Figure out how many lines of the listing include the string "Game"; the reply is only that number.

RECORDED INFORMATION:
═══
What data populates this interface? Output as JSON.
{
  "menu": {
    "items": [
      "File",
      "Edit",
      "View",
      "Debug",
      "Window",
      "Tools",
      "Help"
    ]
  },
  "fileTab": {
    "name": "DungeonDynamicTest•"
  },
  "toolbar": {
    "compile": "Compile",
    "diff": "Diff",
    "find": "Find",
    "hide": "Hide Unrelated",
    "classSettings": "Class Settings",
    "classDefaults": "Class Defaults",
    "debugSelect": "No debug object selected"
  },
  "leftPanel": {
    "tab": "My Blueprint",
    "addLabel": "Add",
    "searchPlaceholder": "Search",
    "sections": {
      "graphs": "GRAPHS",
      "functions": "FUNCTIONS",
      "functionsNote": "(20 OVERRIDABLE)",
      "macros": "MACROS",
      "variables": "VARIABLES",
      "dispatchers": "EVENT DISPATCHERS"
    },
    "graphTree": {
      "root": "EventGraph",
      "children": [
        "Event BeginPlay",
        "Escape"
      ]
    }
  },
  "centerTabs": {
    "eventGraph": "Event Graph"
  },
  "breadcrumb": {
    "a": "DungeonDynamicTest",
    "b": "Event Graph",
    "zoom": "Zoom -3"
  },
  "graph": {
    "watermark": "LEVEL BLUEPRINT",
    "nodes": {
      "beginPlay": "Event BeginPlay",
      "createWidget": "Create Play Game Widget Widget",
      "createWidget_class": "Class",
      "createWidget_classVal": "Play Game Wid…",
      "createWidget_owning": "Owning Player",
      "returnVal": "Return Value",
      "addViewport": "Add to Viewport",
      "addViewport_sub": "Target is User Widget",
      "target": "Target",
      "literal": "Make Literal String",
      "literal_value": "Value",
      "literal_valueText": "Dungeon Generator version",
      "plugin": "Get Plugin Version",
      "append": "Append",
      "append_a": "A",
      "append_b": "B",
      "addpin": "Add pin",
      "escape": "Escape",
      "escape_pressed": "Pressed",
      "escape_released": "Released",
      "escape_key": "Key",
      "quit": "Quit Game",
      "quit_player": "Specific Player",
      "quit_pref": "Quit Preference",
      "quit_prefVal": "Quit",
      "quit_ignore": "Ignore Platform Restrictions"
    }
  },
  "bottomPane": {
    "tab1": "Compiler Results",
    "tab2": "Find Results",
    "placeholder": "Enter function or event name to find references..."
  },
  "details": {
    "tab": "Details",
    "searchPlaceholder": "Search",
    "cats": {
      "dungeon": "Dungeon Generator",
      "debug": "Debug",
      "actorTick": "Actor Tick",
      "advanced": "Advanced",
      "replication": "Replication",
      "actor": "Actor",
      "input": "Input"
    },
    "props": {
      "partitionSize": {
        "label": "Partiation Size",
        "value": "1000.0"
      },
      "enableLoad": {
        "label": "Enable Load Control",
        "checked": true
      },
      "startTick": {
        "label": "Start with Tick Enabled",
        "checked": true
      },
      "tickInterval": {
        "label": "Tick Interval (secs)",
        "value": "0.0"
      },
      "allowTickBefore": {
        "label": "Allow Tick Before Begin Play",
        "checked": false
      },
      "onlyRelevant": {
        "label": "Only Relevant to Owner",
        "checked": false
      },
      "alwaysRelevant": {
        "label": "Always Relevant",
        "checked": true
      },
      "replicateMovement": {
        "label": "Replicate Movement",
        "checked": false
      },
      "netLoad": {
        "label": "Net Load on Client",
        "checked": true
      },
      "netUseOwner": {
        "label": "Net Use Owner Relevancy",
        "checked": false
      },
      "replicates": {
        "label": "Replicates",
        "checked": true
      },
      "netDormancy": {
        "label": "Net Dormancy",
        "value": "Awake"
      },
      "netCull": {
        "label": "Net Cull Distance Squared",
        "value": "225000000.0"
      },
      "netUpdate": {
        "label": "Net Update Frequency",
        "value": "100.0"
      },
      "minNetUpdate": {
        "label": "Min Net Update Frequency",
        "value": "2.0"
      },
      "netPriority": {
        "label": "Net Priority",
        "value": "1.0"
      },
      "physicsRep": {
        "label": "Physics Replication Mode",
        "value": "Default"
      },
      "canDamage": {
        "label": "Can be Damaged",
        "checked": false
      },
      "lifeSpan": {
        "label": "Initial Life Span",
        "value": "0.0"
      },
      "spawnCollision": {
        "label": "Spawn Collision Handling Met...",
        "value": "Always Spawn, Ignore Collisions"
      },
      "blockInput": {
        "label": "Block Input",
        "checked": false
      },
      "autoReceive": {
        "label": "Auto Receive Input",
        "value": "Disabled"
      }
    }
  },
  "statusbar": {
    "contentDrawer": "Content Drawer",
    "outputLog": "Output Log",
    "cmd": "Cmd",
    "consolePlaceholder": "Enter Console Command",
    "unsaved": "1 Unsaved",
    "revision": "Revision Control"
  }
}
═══
TASK RESULT: 3